The couple soon fell ill. Rebecca succumbed to her illness nearly a month after they were first given the special honey and pudding, but William survived, going on to consume the cures provided to him by Mary for another two years. William described the illness as “a violent heat came out of his mouth, which was very sore, that his lips were black, and that he had a most violent pain in his head twenty times worse than any common head-ache.” He also “had a violent complaint in his bowels: he could eat nothing for days...” 

Growing suspicious and despondent, William opened the bags that had been sewn shut around the bed and found that where he’d believed there had been guineas, there were cabbage leaves. William met with Mary, bringing a constable with him. 

Mary arrived with a bottle that had a mixture of oatmeal and arsenic. Though she tried to claim that it was something that William had sold to her, she was arrested. When the police went through her home, they found remains of the concoction that Mary had given to Rebecca.

The pudding and honey that Bateman had given the couple were laced with poison. They contained traces of mercuric chloride—a toxic substance that can, in trace amounts, be used as a fungicide and antiseptic. Use of the compound in high amounts can cause extensive tissue damage.

Related: Lydia Sherman: The Derby Poisoner
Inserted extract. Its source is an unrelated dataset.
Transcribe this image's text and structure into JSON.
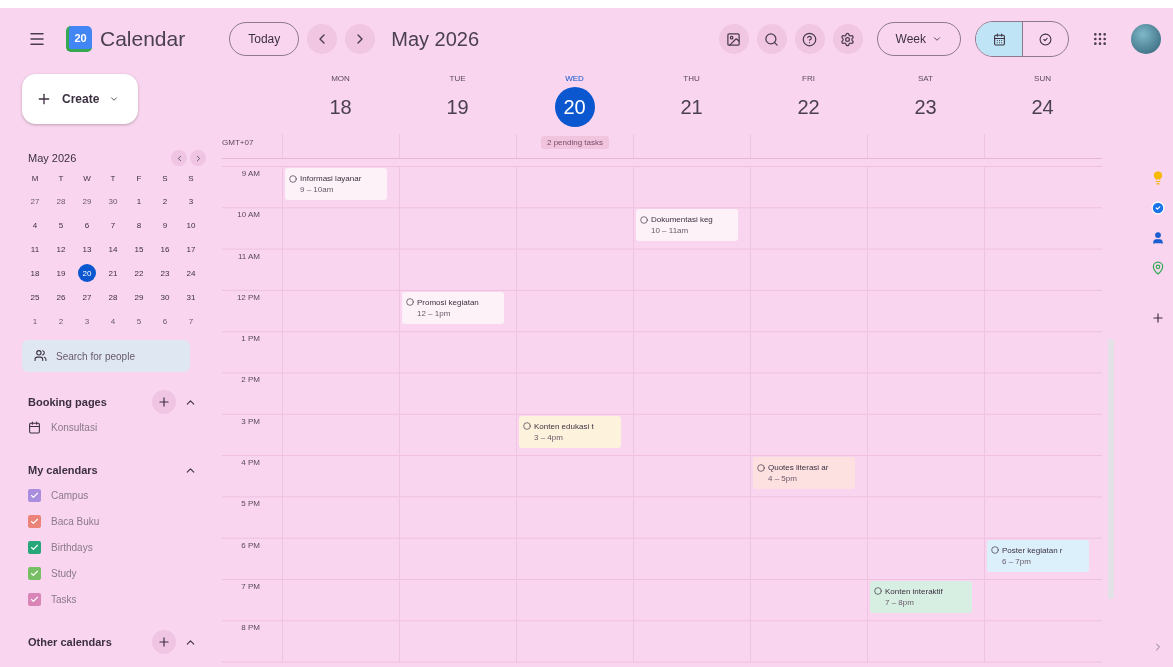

Once she was found guilty at her trial, Mary went on to try and talk her way out of her sentence, tearfully claiming to be pregnant. Had this been true, her punishment would’ve been postponed. However, an examination found the assertion to be false. It was ordered that the following be carried out: 
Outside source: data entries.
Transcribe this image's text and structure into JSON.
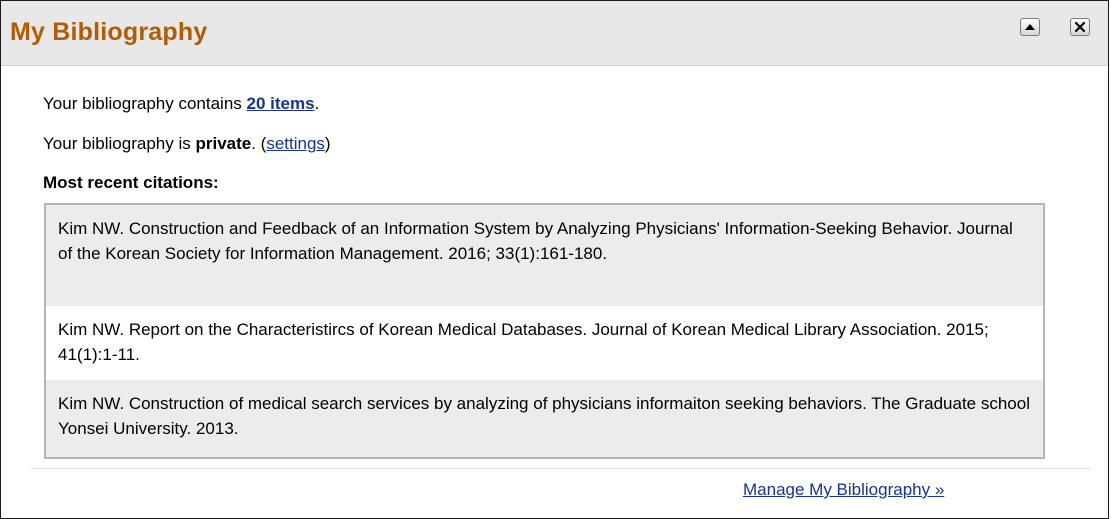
{
  "header": {
    "title": "My Bibliography"
  },
  "summary": {
    "contains_prefix": "Your bibliography contains ",
    "items_link": "20 items",
    "contains_suffix": ".",
    "privacy_prefix": "Your bibliography is ",
    "privacy_value": "private",
    "privacy_mid": ". (",
    "settings_link": "settings",
    "privacy_suffix": ")",
    "recent_heading": "Most recent citations:"
  },
  "citations": [
    "Kim NW. Construction and Feedback of an Information System by Analyzing Physicians' Information-Seeking Behavior. Journal of the Korean Society for Information Management. 2016; 33(1):161-180.",
    "Kim NW. Report on the Characteristircs of Korean Medical Databases. Journal of Korean Medical Library Association. 2015; 41(1):1-11.",
    "Kim NW. Construction of medical search services by analyzing of physicians informaiton seeking behaviors. The Graduate school Yonsei University. 2013."
  ],
  "footer": {
    "manage_link": "Manage My Bibliography »"
  },
  "colors": {
    "title": "#b25d06",
    "link": "#15339a",
    "header_bg": "#e8e8e8",
    "citation_alt_bg": "#ececec"
  },
  "icons": {
    "collapse": "collapse-icon",
    "close": "close-icon"
  }
}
“The sentence of the law is, and the Court doth award it, That you be taken to the place from whence you came, and from thence, on Monday next, to the place of execution, there to be hanged by the neck until you are dead; and that your body be given to the Surgeons to be dissected and anatomised; and may Almighty God have mercy upon your soul.” 

Mary Bateman was hanged at age 40 at York Castle on March 20, 1809, in front of a crowd of 5,000 people. Her subsequent dissection was nothing less than a circus, and some people would go on to buy strips of her skin as charms—it was even used to bind books. Her skeleton is currently in the Thackray Medical Museum in Leeds. 

Featured photo: Yale Law Library / Flickr (CC)